U.S. MARKET AVERAGES
Stock markets opened lower, extending the three-consecutive-sessions decline with seven of ten economic sectors down. The main reason for the lower start is undoubtedly Hurricane Rita of category 5 which has gathered strength along its march towards the Texas coast, sending oil prices near $68 a barrel and making oil majors evacuate their rigs in the Mexican Gulf.
The second hurricane after devastating Katrina raises concerns about its impact on gasoline prices which could hurt consumer spending, the key indicator of economic growth.
Markets also weigh initial claims which were the highest since July 2003, but came below the average analysts’ estimate of 440,000.
With the market worried about the impact of rising energy costs on the economy, investors will be paying close attention to the Conference Board's monthly survey of U.S. leading indicators.
Homebuilder sector has risen 0.7% on strong quarterly report from KB Home
Oil stocks are benefiting from the increase of oil prices, with a notable gain by ExxonMobil
). The sector is up 1.2%
Tech sector posted considerable losses with semiconductor and disk drive stocks being under pressure.The weak market brought significant losses to airline stocks like Continental
), which have been suffering on the back of surging oil prices. The sector is currently down 1.8%.
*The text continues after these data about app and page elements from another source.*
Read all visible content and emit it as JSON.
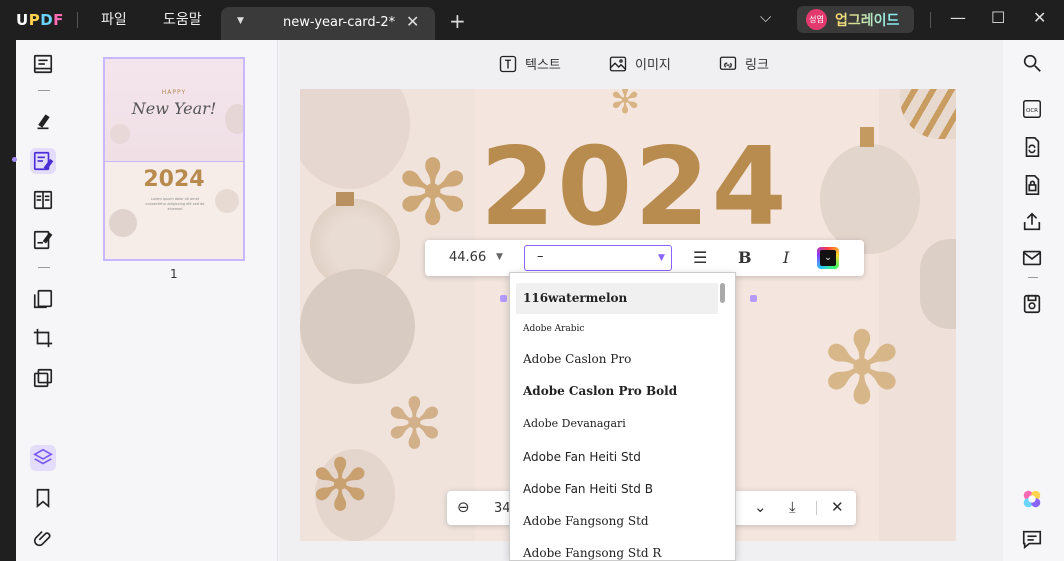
{
  "titlebar": {
    "logo": [
      "U",
      "P",
      "D",
      "F"
    ],
    "menu_file": "파일",
    "menu_help": "도움말",
    "tab_name": "new-year-card-2*",
    "upgrade_avatar": "성엽",
    "upgrade_label": "업그레이드"
  },
  "thumbnail": {
    "page_number": "1",
    "happy": "HAPPY",
    "newyear": "New Year!",
    "year": "2024",
    "body": "Lorem ipsum dolor sit amet consectetur adipiscing elit sed do eiusmod"
  },
  "edit_toolbar": {
    "text": "텍스트",
    "image": "이미지",
    "link": "링크"
  },
  "canvas": {
    "year": "2024"
  },
  "format_bar": {
    "font_size": "44.66",
    "font_value": "–"
  },
  "font_list": [
    "116watermelon",
    "Adobe Arabic",
    "Adobe Caslon Pro",
    "Adobe Caslon Pro Bold",
    "Adobe Devanagari",
    "Adobe Fan Heiti Std",
    "Adobe Fan Heiti Std B",
    "Adobe Fangsong Std",
    "Adobe Fangsong Std R"
  ],
  "zoom": {
    "value": "34%"
  },
  "colors": {
    "accent": "#8a63ff",
    "gold": "#c89a55"
  }
}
The Dow Jones Industrial Average slipped 22 points to 10,355, after closing out Wednesday's session at its lowest level since July 7. The Nasdaq fell 13 points to 2,093 while the S&P 500 Index dropped 3 points to 1,206.
On the bond market, long-term U.S. treasury prices turned lower after the weekly jobless claims data came in better-than-expected. The benchmark 10-year note was off 1/32 at 100 18/32, with its yield at 4.18% vs. 4.17% at Wednesday's close.
MOVERS AND SHAKERS
) advanced 1.4% after posting first-quarter results that were over the expectations. The company also restated its profit prospect for year 2006.
) gained 2.3% after the telecommunications company narrowed its forecast for cost savings for the recently joined company by 20%.
) dropped 4.7% after the company posted yesterday a second-quarter earnings that were below analyst predictions, and presented a worst-than-expected third-quarter outlook.
), the New York publisher, announced a lower first-quarter loss and repeated its earnings forecast for fiscal 2006. The loss for the quarter ended August 31 fell to $21.2 million from $50.5 million a year earlier.
) could gain in early trading after the company was upgraded at UBS to buy from neutral, citing valuation. The company fell 1.3% yesterday.
UNEMPLOYMENT INSURANCE WEEKLY CLAIMS REPORT
SEASONALLY ADJUSTED DATA
Thursday morning, the Department of Labor released its report on initial jobless claims in the week ended September 17. The report showed that claims increased only modestly compared to a significantly upwardly revised figure for the previous week.
The Labor Dept. said that jobless claims rose to 432,000 from the previous week's revised figure of 424,000. Economists had expected claims to rise to 450,000 from the 398,000 originally reported for the previous week.
The upward revision to the previous week's figure reflected an increase in claims made by people dislodged by the Hurricane Katrina disaster.
The report also showed that the 4-week moving average rose to 376,250 from the previous week's revised average of 347,250. This marks the sixth consecutive increase for the less volatile moving average.
The Labor Dept. also said that continuing claims rose to 2.666 million from the preceding week's revised level of 2.578 million.